Monday, October 31, 2011

more Helgoland

Some more images from a very nice visit. Saturday started good as I recieved the message by AT of a late Yellow-browed Warbler as I left the ship. Within a minute I watched it, but we soon lost it as it was moving quickly through Sudhafengelande. Belegfoto below;

It was clear that many birds had arrived, Robins and Goldcrest were everywhere! Especially the Goldcrest were very cooperative;

And amongst the Goldcrest were several Firecrests, this one showed well at Kringel;

4 Pallas's Warblers had been seen last days but today only one bird was seen, and it was not easy as it was cruising around Nordseehalle. I was just discussing with CB how nice it would be if the Pallas' would join the Goldcrests feeding in the small bush next to us as I saw a bright pale-yellow rump of a hovering bird. There it was!
It stayed only for a few seconds and managed to hide both the rump and crown on the picture, but what a great bird!

A Rough-legged Buzzard was stuck on the island and must have had a hard time finding prey and avoiding attacks from the local corvids.

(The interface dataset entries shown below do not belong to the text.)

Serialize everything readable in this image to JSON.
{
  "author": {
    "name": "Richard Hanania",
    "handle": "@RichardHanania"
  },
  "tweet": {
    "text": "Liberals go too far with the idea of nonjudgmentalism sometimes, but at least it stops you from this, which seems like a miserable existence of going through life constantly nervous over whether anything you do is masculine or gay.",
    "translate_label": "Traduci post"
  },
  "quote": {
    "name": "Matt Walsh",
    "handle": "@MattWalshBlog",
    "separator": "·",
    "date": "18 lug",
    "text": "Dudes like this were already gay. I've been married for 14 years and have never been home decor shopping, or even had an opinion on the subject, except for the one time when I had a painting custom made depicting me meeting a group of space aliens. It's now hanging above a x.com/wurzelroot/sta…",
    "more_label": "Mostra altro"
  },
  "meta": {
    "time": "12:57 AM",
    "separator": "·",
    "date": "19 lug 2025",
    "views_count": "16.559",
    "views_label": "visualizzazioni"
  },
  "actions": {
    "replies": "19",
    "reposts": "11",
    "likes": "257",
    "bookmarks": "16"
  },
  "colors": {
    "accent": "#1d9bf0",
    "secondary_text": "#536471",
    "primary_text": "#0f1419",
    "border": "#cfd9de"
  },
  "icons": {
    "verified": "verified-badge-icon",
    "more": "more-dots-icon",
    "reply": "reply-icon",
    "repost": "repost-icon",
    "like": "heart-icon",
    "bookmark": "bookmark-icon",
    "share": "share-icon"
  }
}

And some more images from migrant Chiffchaff, Robin, Song Thrush and Blackcap;

In last light on saturday, CB found a Bluetail on Ostklippe. The bird showed well as it made small flights to catch insect. The last time we saw it was when a Sparrowhawk catched prey at the the same bush...

The Siberian Stonechat was still present at the beach. The "sit-down-and-wait" technique worked as it usually does with Wheatears;

On sunday afternoon if finally connected with the long-staying Sabines Gull on Kringel, what a beauty! (And compare the size to the Great-Black-backed...)

Sunday, October 30, 2011


A short but intense weekend visit; I cannot remember so much action in such a short period.
A fall of Robin, Goldcrest and Chiffchaff was accompanied by Pallas' Warbler, Yellow-browed Warbler, Red-flanked Bluetail and a red-throated Red-breasted Flycatcher! Siberian Stonechat and Sabines Gull were the "left-overs" from last week. More images soon!

Sunday, October 16, 2011


Entertaining migration today with a local record of Rough-legged Buzzard (8), 5 Red Kites, 4 Hen Harriers, Merlins, Peregrines and many Buzzards and Sparrowhawks.

A remarkable Common Buzzard might have had some Rough-legged genes; note the striking white tail with clear-cut dark tailband on upperside and pale upperwing-coverts;

And a very dark individual;

And some more impressions of the day;

Thursday, October 13, 2011

Birding Sein

Birding was extremely exciting although we did not see a single major rarity.
The well known potential of Sein and the fact that migrants were coming in from the sea during the whole day guaranteed action and boosted motivation.

On friday we saw 2 Balearic Shearwaters and many Gannets from the ferry. During the first days there were only few migrants around (Chiffchaffs, Willow Warblers, a Whitethroat, a Reed Warbler and both Firecrest and Goldcrest). A Red-breasted Flycatcher, Wryneck and 2 Snow Buntings were the highlight.

And I did not even see the Flycatcher because we did not want to waist the precious morning birding time on twitching. Here we are waiting for it not to reappear because it had moved to the bushes behind the wall were Jan refound it later:-)

So we were enjoying the more common migrants; Robins and Dunnocks were everywhere, very nice to see them in this untypical habitat.

There were 100's of waders on the beach and although American Golden Plover, Buff-breasted and Pectoral Sandpiper were recorded last weeks we could not find any yank. Probably because we did not try hard enough to pull out that Semipalmated Plover, other priorities!

The beach is a great place in the afternoon, just like on Helgoland the kelp weeds attract many migrants and I spend several hours photographing Turnstones, Pipits, Wagtails and Wheatears in a colourfull setting.

My personal favorate was the Yellow Wagtail which showed it's subtile beauty often within few meters distance.
In fact, there were so many birds around that they had a small argument sometimes:-)
Some more Wrynecks turned up but shy as always, oneday I will meet that 1 in a 1000 tame one...
And then, on our last morning, things were looking really good. More migrants than previous days and action everywhere! The first surprise was a Corncrake walking over one of the paths near the lighthouse, of course found by Jan. It walked slowly into the vegetation and never showed again despite a thourough search:-) ;
I then noticed a Wryneck next to the small chapel. It flew into the single bush and as I lifted my binoculars I noticed another bird in the same bush; Barred Warbler! It showed very well for a few seconds before it flew towards the lighthouse where the other birders managed to connect with it. This is indeed a rare bird on the island and not recorded every year.
A Richard's Pipit flew over, landed next to the same chapel for a minute and disappeared into the sea.

A last check on our feeding station revealed that all Sein's House Sparrows had found the easy meal.
On monday afternoon it was time to leave the island. On our way back the GPS guided us the shortest way through Paris, which turned out te be through the centre along the Notre Dame! :-)

We will be back next year, Sein is magic!